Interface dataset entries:
○ ○ ○ ○ ○
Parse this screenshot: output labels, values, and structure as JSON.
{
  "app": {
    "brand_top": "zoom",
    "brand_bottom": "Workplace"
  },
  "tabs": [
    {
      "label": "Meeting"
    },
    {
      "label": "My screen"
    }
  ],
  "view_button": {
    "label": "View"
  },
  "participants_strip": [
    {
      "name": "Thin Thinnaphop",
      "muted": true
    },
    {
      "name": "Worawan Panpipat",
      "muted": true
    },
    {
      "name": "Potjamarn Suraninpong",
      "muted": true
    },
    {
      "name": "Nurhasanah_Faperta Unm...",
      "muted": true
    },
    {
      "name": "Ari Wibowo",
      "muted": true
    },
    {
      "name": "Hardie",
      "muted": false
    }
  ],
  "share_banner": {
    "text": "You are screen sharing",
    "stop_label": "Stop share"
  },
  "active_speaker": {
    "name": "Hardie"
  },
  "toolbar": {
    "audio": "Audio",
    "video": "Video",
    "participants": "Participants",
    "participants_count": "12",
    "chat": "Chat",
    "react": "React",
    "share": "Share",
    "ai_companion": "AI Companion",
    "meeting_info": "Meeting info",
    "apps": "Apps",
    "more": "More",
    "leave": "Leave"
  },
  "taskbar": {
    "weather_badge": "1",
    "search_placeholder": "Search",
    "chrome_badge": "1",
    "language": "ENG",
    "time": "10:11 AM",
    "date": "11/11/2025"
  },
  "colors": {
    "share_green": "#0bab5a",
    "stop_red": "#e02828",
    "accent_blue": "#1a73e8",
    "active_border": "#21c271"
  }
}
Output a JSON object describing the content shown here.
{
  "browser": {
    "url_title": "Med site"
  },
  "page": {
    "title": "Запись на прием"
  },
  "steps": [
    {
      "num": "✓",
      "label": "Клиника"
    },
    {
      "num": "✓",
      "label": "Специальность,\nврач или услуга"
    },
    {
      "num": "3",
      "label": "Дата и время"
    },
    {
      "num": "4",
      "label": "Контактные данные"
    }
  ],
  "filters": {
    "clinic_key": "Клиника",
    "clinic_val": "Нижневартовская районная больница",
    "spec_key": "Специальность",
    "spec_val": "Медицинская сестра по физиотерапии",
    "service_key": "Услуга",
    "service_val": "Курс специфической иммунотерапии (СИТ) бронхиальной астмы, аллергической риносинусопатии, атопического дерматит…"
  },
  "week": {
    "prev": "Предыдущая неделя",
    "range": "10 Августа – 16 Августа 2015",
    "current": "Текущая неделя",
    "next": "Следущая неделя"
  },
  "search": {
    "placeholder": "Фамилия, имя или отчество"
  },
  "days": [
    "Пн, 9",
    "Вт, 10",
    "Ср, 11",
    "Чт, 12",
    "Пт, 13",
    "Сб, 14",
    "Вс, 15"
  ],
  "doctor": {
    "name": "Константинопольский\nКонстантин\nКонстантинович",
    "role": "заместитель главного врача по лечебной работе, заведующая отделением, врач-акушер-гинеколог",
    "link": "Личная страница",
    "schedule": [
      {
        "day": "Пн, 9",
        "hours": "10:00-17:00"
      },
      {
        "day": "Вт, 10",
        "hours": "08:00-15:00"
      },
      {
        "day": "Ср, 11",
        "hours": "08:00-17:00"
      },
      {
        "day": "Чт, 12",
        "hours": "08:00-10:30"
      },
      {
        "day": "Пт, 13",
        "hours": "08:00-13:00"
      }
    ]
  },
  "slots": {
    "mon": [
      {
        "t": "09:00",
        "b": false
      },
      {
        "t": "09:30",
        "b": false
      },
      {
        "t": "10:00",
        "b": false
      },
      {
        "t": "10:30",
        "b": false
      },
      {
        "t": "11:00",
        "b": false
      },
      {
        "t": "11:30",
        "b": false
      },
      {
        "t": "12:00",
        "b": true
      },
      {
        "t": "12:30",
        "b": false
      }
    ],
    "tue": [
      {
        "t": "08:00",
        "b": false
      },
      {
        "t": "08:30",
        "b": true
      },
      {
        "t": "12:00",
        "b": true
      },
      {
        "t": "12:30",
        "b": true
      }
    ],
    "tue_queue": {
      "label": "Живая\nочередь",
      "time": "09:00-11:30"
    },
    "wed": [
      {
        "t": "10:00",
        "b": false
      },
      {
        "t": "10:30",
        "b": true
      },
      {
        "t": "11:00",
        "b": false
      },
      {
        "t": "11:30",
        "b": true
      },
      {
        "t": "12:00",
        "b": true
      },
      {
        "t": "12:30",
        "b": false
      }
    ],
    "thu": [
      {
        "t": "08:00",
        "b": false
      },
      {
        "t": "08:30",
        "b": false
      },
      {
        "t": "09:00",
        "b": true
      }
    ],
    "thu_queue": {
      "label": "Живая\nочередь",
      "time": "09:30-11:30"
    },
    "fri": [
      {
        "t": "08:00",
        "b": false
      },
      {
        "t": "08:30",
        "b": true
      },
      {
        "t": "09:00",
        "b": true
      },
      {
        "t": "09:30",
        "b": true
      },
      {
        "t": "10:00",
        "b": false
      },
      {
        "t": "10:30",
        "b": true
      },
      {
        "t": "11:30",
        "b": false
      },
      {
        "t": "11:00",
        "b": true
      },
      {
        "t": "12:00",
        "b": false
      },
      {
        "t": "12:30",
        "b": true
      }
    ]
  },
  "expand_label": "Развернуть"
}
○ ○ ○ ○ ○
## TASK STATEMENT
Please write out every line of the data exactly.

## ANSWER SPACE
Parse this screenshot: output labels, values, and structure as JSON.
{
  "app": {
    "brand_top": "zoom",
    "brand_bottom": "Workplace"
  },
  "tabs": [
    {
      "label": "Meeting"
    },
    {
      "label": "My screen"
    }
  ],
  "view_button": {
    "label": "View"
  },
  "participants_strip": [
    {
      "name": "Thin Thinnaphop",
      "muted": true
    },
    {
      "name": "Worawan Panpipat",
      "muted": true
    },
    {
      "name": "Potjamarn Suraninpong",
      "muted": true
    },
    {
      "name": "Nurhasanah_Faperta Unm...",
      "muted": true
    },
    {
      "name": "Ari Wibowo",
      "muted": true
    },
    {
      "name": "Hardie",
      "muted": false
    }
  ],
  "share_banner": {
    "text": "You are screen sharing",
    "stop_label": "Stop share"
  },
  "active_speaker": {
    "name": "Hardie"
  },
  "toolbar": {
    "audio": "Audio",
    "video": "Video",
    "participants": "Participants",
    "participants_count": "12",
    "chat": "Chat",
    "react": "React",
    "share": "Share",
    "ai_companion": "AI Companion",
    "meeting_info": "Meeting info",
    "apps": "Apps",
    "more": "More",
    "leave": "Leave"
  },
  "taskbar": {
    "weather_badge": "1",
    "search_placeholder": "Search",
    "chrome_badge": "1",
    "language": "ENG",
    "time": "10:11 AM",
    "date": "11/11/2025"
  },
  "colors": {
    "share_green": "#0bab5a",
    "stop_red": "#e02828",
    "accent_blue": "#1a73e8",
    "active_border": "#21c271"
  }
}
Output a JSON object describing the content shown here.
{
  "browser": {
    "url_title": "Med site"
  },
  "page": {
    "title": "Запись на прием"
  },
  "steps": [
    {
      "num": "✓",
      "label": "Клиника"
    },
    {
      "num": "✓",
      "label": "Специальность,\nврач или услуга"
    },
    {
      "num": "3",
      "label": "Дата и время"
    },
    {
      "num": "4",
      "label": "Контактные данные"
    }
  ],
  "filters": {
    "clinic_key": "Клиника",
    "clinic_val": "Нижневартовская районная больница",
    "spec_key": "Специальность",
    "spec_val": "Медицинская сестра по физиотерапии",
    "service_key": "Услуга",
    "service_val": "Курс специфической иммунотерапии (СИТ) бронхиальной астмы, аллергической риносинусопатии, атопического дерматит…"
  },
  "week": {
    "prev": "Предыдущая неделя",
    "range": "10 Августа – 16 Августа 2015",
    "current": "Текущая неделя",
    "next": "Следущая неделя"
  },
  "search": {
    "placeholder": "Фамилия, имя или отчество"
  },
  "days": [
    "Пн, 9",
    "Вт, 10",
    "Ср, 11",
    "Чт, 12",
    "Пт, 13",
    "Сб, 14",
    "Вс, 15"
  ],
  "doctor": {
    "name": "Константинопольский\nКонстантин\nКонстантинович",
    "role": "заместитель главного врача по лечебной работе, заведующая отделением, врач-акушер-гинеколог",
    "link": "Личная страница",
    "schedule": [
      {
        "day": "Пн, 9",
        "hours": "10:00-17:00"
      },
      {
        "day": "Вт, 10",
        "hours": "08:00-15:00"
      },
      {
        "day": "Ср, 11",
        "hours": "08:00-17:00"
      },
      {
        "day": "Чт, 12",
        "hours": "08:00-10:30"
      },
      {
        "day": "Пт, 13",
        "hours": "08:00-13:00"
      }
    ]
  },
  "slots": {
    "mon": [
      {
        "t": "09:00",
        "b": false
      },
      {
        "t": "09:30",
        "b": false
      },
      {
        "t": "10:00",
        "b": false
      },
      {
        "t": "10:30",
        "b": false
      },
      {
        "t": "11:00",
        "b": false
      },
      {
        "t": "11:30",
        "b": false
      },
      {
        "t": "12:00",
        "b": true
      },
      {
        "t": "12:30",
        "b": false
      }
    ],
    "tue": [
      {
        "t": "08:00",
        "b": false
      },
      {
        "t": "08:30",
        "b": true
      },
      {
        "t": "12:00",
        "b": true
      },
      {
        "t": "12:30",
        "b": true
      }
    ],
    "tue_queue": {
      "label": "Живая\nочередь",
      "time": "09:00-11:30"
    },
    "wed": [
      {
        "t": "10:00",
        "b": false
      },
      {
        "t": "10:30",
        "b": true
      },
      {
        "t": "11:00",
        "b": false
      },
      {
        "t": "11:30",
        "b": true
      },
      {
        "t": "12:00",
        "b": true
      },
      {
        "t": "12:30",
        "b": false
      }
    ],
    "thu": [
      {
        "t": "08:00",
        "b": false
      },
      {
        "t": "08:30",
        "b": false
      },
      {
        "t": "09:00",
        "b": true
      }
    ],
    "thu_queue": {
      "label": "Живая\nочередь",
      "time": "09:30-11:30"
    },
    "fri": [
      {
        "t": "08:00",
        "b": false
      },
      {
        "t": "08:30",
        "b": true
      },
      {
        "t": "09:00",
        "b": true
      },
      {
        "t": "09:30",
        "b": true
      },
      {
        "t": "10:00",
        "b": false
      },
      {
        "t": "10:30",
        "b": true
      },
      {
        "t": "11:30",
        "b": false
      },
      {
        "t": "11:00",
        "b": true
      },
      {
        "t": "12:00",
        "b": false
      },
      {
        "t": "12:30",
        "b": true
      }
    ]
  },
  "expand_label": "Развернуть"
}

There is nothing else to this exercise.